#### ASSIGNMENT:
Take each line of the data that contains the string "brand" and copy it.

#### TASK DATA:
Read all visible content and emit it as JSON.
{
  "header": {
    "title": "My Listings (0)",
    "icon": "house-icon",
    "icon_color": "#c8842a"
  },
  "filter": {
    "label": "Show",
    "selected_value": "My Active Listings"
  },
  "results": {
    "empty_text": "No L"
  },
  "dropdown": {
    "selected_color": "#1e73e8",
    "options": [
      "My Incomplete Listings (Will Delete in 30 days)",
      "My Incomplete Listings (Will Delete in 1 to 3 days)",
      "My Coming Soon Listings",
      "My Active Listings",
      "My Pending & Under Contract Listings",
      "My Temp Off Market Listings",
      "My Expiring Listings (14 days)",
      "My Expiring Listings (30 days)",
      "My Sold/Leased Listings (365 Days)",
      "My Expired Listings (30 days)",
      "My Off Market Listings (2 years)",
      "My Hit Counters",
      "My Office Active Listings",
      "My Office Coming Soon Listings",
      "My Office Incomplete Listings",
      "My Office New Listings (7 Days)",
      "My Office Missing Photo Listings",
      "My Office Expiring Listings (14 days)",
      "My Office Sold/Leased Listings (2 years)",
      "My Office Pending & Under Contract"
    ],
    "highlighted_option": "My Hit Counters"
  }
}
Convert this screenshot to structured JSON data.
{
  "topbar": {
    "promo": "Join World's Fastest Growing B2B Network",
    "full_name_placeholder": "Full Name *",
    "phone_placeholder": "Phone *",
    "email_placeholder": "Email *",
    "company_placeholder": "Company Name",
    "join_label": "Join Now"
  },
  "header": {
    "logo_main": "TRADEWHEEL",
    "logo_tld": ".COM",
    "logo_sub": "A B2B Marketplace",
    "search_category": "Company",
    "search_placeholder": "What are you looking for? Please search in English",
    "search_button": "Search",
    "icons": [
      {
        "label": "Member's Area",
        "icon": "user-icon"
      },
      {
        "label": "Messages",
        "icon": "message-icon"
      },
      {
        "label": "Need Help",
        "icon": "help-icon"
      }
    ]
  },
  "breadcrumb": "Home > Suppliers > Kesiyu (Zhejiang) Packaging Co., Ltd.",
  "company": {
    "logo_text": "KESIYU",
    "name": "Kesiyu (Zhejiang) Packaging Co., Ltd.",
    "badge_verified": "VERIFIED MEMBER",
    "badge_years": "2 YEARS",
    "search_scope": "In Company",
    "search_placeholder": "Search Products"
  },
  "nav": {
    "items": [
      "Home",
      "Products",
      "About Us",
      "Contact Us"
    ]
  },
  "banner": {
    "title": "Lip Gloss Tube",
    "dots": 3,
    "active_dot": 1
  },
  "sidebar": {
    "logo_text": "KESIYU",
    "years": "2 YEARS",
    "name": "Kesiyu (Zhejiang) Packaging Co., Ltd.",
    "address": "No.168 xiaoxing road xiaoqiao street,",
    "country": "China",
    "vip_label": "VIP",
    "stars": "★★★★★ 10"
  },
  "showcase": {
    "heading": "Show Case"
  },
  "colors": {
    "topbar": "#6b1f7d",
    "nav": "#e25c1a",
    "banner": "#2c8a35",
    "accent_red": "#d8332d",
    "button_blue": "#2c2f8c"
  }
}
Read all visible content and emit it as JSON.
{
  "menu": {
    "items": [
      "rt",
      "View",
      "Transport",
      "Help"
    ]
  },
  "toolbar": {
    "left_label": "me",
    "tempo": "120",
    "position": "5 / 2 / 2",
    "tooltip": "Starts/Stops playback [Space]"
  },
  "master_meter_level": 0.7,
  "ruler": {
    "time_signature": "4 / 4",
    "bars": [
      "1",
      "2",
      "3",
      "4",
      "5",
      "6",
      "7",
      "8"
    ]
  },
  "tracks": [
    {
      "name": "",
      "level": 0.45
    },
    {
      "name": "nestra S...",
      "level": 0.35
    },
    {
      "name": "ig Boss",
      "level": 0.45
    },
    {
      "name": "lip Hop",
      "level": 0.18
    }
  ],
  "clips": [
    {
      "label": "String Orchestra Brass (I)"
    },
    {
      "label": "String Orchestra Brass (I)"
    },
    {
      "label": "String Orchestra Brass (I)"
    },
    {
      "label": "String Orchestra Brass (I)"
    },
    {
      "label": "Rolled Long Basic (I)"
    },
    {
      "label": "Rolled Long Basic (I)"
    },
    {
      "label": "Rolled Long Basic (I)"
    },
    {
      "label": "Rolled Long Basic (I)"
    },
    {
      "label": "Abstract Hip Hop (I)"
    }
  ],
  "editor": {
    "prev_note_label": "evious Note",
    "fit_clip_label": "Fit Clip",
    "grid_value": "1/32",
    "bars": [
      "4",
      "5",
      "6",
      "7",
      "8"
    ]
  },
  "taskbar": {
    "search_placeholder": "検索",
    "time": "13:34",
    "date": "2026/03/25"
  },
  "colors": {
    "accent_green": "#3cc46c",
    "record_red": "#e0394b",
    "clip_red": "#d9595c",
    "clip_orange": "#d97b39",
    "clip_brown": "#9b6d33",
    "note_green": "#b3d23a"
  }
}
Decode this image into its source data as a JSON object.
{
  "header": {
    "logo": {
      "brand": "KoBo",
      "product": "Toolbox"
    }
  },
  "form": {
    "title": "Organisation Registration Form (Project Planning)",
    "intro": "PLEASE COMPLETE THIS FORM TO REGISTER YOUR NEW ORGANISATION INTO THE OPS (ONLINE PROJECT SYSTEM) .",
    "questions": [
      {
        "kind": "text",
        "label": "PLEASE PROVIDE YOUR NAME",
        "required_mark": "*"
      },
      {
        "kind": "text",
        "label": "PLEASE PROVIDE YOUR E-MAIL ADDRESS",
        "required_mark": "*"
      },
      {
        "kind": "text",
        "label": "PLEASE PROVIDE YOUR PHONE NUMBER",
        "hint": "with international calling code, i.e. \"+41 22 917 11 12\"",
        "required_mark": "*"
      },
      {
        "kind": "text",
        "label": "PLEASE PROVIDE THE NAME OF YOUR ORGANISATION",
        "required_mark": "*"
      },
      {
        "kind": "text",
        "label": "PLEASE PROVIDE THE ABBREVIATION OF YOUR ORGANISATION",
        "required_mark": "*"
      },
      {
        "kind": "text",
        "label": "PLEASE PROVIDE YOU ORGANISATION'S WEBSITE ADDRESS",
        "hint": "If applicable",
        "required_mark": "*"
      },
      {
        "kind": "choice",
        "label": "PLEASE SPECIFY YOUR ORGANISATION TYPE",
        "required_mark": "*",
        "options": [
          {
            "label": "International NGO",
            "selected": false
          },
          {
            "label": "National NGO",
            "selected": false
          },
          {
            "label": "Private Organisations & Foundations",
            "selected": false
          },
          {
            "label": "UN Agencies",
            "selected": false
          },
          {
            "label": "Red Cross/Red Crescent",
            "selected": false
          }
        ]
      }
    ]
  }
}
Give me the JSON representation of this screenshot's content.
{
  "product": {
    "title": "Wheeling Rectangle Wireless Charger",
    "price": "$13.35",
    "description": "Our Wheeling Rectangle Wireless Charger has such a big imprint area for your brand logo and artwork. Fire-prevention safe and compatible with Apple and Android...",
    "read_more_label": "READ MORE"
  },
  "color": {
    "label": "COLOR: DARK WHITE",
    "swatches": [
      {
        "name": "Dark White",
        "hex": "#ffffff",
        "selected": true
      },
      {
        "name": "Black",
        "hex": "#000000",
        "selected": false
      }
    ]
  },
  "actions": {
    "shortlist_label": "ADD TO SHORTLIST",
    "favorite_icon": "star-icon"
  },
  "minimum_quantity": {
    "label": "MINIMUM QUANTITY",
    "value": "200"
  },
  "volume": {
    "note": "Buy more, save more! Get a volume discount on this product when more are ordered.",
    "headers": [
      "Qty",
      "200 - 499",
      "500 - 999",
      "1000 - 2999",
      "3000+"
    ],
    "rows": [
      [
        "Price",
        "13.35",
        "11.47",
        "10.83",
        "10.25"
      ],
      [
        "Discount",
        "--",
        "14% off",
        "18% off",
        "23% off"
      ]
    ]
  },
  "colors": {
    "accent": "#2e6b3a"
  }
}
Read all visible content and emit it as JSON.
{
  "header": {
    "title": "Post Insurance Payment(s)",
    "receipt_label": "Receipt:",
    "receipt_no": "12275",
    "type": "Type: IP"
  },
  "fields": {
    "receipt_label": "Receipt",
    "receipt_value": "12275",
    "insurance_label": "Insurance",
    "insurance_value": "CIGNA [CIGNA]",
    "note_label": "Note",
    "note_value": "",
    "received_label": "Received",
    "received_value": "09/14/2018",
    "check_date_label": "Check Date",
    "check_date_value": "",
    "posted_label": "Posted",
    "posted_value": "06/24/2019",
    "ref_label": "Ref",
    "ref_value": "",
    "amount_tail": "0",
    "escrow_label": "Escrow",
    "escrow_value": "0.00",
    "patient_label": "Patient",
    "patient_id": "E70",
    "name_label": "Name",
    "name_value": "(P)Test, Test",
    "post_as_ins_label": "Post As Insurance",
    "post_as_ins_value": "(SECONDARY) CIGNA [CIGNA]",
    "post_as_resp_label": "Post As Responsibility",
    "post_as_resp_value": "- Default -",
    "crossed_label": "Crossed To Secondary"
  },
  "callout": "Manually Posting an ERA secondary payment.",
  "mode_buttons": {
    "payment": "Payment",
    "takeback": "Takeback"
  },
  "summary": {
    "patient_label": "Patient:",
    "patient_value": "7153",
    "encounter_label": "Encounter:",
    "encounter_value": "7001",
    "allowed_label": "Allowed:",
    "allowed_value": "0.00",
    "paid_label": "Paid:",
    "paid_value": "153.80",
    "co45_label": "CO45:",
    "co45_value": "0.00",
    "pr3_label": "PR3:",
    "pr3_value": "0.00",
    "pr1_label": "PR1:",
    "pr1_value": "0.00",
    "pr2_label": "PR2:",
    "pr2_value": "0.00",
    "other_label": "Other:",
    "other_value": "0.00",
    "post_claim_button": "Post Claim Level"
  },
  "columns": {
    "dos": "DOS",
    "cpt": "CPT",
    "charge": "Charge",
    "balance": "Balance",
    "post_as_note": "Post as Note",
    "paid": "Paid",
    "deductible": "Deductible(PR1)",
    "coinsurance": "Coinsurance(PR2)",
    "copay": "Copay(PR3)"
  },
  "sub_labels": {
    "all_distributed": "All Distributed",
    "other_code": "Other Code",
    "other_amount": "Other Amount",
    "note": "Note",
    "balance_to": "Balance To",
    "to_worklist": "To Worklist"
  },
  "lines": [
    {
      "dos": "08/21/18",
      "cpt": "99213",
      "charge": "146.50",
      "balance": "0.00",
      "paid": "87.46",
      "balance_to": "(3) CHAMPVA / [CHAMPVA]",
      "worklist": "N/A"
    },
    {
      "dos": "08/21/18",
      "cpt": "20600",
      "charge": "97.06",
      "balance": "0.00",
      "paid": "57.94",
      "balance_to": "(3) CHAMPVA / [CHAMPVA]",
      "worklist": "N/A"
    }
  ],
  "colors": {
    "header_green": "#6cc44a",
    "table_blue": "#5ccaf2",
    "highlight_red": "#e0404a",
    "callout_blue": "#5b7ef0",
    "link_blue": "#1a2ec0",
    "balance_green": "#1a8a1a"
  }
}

#### WRITTEN ANSWER:
      "brand": "KoBo",
    "description": "Our Wheeling Rectangle Wireless Charger has such a big imprint area for your brand logo and artwork. Fire-prevention safe and compatible with Apple and Android...",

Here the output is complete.